# What to do
Search the data below for the string "zoom" and copy all lines where it shows up.

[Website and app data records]
******************************
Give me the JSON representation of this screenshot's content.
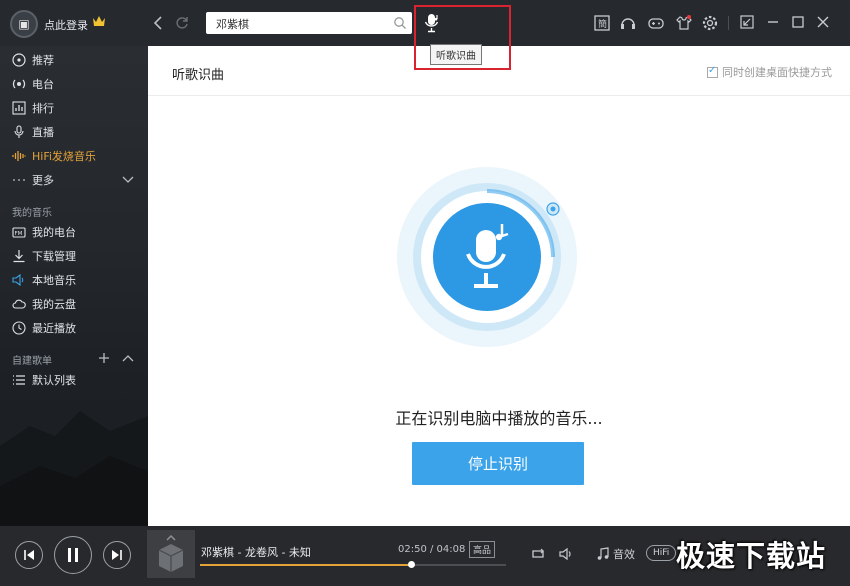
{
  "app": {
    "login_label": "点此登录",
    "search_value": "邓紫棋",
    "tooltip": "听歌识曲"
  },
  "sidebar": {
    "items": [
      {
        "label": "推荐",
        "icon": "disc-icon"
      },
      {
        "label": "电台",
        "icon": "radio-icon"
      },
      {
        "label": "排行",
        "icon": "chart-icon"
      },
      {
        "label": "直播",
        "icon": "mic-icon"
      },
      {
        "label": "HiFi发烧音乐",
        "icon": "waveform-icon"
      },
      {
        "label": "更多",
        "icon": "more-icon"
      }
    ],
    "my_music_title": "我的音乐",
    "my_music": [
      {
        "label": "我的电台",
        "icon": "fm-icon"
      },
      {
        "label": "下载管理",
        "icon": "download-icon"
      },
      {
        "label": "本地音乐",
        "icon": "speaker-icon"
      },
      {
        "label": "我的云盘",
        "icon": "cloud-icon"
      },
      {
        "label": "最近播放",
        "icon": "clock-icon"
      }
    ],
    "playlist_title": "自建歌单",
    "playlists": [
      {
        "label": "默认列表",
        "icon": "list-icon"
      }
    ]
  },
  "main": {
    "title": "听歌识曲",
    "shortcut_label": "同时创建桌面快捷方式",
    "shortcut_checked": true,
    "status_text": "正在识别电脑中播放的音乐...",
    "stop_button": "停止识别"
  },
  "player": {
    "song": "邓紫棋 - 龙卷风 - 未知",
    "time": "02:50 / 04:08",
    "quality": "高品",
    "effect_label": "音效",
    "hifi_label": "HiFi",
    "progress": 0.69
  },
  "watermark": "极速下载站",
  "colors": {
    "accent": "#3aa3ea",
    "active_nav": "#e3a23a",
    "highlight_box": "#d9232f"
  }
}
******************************
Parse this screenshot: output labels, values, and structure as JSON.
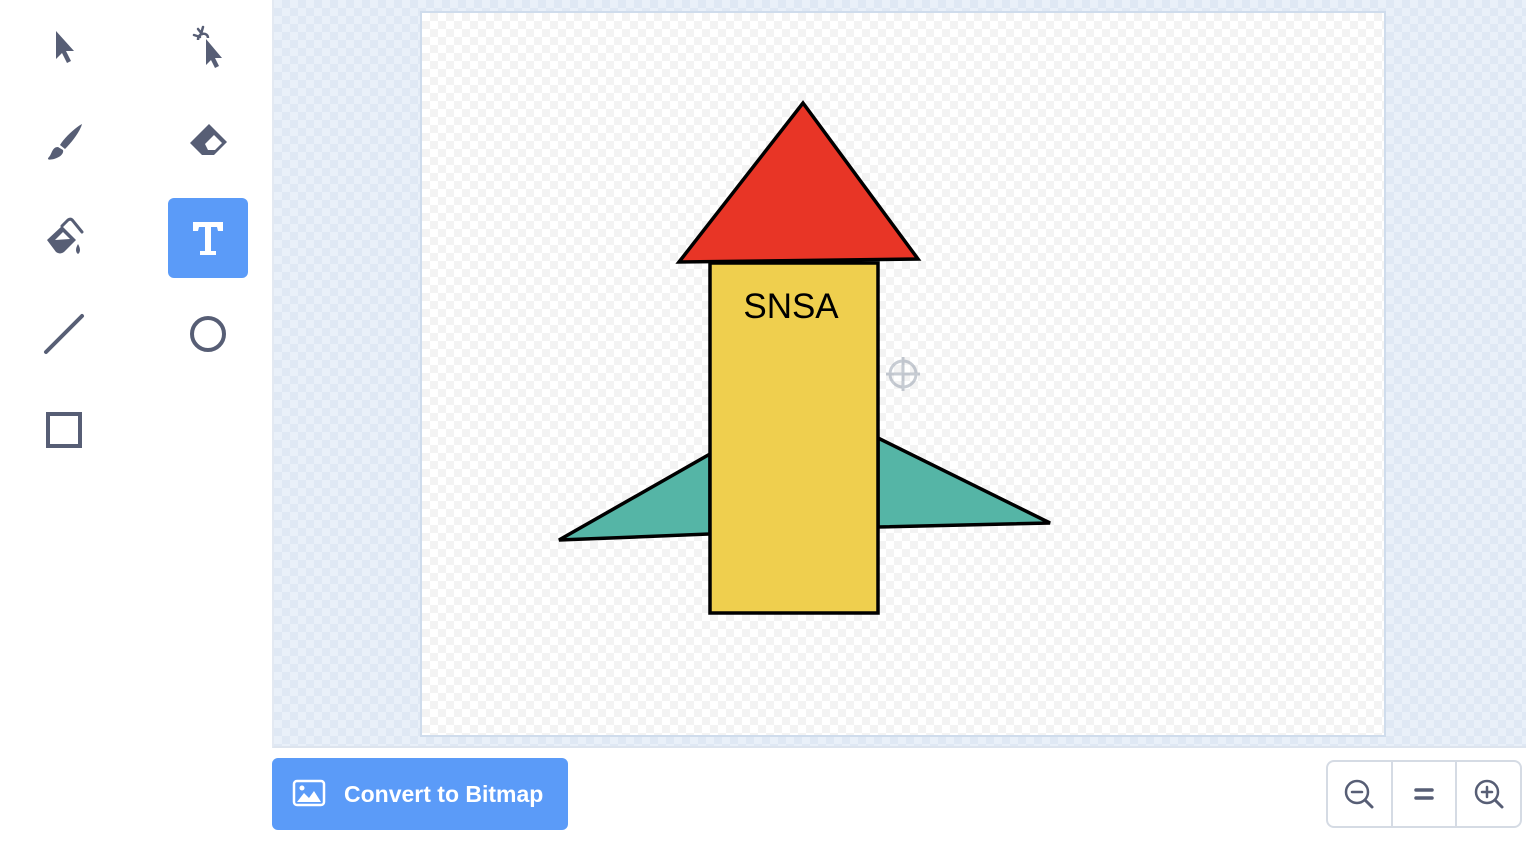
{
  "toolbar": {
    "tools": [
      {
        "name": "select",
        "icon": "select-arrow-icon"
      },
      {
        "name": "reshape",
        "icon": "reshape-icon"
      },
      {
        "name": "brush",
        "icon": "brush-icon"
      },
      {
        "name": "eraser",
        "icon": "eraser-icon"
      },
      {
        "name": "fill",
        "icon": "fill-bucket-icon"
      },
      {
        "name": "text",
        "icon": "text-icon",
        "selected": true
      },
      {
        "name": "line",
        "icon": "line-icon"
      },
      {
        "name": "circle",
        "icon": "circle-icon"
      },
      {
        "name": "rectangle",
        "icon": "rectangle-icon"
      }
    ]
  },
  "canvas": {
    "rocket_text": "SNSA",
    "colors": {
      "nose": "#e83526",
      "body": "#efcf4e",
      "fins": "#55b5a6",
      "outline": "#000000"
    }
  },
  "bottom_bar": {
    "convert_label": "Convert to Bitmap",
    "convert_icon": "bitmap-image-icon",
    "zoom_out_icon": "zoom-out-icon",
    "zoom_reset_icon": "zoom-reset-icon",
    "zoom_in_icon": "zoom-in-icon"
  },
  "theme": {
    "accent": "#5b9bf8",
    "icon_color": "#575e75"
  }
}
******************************
# Exercise solution
    "zoom_out_icon": "zoom-out-icon",
    "zoom_reset_icon": "zoom-reset-icon",
    "zoom_in_icon": "zoom-in-icon"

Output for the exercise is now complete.